■ The task ■
Wherever the word "texture" occurs in the listing, copy the whole line.

■ Given data ■

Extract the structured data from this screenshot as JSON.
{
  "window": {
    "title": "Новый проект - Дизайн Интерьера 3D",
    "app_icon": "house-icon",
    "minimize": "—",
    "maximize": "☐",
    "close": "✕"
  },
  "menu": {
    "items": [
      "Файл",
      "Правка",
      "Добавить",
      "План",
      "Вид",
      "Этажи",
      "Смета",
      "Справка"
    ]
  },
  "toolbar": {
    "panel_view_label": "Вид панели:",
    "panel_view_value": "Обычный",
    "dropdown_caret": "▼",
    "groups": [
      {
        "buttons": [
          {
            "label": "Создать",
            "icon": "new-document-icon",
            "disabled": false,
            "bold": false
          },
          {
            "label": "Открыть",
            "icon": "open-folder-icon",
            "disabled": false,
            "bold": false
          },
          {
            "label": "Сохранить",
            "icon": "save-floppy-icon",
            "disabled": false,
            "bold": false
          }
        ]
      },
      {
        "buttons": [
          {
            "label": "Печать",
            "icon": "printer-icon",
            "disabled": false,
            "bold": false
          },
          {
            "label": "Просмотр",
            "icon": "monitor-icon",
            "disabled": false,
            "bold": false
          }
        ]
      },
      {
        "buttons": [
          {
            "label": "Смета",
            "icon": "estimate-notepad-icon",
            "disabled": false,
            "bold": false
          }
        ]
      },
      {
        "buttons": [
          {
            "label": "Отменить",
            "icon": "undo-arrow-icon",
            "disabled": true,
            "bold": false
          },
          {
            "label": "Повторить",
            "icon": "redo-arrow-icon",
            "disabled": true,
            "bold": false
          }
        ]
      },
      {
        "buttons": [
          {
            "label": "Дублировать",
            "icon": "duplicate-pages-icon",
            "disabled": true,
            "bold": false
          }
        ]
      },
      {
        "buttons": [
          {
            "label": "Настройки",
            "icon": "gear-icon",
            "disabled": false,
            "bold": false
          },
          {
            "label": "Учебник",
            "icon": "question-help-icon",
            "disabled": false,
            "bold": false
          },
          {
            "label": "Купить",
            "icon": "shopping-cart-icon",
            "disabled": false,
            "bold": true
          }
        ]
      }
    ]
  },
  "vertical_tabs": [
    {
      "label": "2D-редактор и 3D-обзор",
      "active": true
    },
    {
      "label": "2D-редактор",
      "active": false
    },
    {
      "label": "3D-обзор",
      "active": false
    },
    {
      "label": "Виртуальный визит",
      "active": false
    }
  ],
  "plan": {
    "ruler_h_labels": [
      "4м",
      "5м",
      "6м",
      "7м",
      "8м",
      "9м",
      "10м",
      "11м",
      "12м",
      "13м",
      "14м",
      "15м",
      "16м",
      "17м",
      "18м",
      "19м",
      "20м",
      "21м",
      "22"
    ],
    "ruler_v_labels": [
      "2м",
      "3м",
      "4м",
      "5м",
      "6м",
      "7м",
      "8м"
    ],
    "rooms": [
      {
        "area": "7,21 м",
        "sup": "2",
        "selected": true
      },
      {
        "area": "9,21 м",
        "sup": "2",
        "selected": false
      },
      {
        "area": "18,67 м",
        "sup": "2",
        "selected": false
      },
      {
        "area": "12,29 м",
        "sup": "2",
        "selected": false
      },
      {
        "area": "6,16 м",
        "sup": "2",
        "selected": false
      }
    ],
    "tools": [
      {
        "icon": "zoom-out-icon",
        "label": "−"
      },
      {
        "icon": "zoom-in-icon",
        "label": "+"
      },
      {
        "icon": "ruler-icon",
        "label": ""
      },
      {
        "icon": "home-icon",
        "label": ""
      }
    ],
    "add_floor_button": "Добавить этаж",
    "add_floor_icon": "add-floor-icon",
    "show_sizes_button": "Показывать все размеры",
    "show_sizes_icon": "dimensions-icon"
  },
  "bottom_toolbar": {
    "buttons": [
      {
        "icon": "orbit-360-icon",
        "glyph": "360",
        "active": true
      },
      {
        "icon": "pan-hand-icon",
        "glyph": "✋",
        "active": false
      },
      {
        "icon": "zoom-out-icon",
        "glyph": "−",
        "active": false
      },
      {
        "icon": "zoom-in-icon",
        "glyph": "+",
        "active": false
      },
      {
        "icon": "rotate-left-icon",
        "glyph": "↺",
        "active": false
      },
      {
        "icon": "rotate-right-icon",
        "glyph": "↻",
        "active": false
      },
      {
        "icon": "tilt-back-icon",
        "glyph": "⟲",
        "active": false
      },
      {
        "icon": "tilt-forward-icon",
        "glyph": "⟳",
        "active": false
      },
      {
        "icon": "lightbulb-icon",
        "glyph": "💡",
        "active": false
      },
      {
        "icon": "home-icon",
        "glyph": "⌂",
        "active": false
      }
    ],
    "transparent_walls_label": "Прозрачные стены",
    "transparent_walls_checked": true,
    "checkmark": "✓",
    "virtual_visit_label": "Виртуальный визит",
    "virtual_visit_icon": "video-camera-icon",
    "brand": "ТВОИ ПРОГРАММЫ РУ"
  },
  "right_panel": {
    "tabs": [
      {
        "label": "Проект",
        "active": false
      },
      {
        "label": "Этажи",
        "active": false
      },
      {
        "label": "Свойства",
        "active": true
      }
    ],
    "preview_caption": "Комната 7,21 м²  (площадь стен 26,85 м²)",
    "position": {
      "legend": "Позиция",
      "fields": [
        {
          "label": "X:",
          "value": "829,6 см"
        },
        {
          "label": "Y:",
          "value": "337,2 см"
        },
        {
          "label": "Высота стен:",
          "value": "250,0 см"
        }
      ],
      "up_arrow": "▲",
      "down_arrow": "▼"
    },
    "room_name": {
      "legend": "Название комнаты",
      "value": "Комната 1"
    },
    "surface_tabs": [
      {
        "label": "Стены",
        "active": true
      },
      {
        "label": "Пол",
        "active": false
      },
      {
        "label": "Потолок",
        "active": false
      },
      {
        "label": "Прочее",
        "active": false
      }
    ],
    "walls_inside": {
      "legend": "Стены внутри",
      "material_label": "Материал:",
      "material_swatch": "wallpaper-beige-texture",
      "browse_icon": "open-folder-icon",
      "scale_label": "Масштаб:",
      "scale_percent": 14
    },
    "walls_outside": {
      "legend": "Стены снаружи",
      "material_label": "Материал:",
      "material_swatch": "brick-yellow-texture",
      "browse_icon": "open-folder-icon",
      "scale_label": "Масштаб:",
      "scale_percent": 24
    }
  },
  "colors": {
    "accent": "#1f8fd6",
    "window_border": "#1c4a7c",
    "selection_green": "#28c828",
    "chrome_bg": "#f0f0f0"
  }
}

■ Solution ■
      "material_swatch": "wallpaper-beige-texture",
      "material_swatch": "brick-yellow-texture",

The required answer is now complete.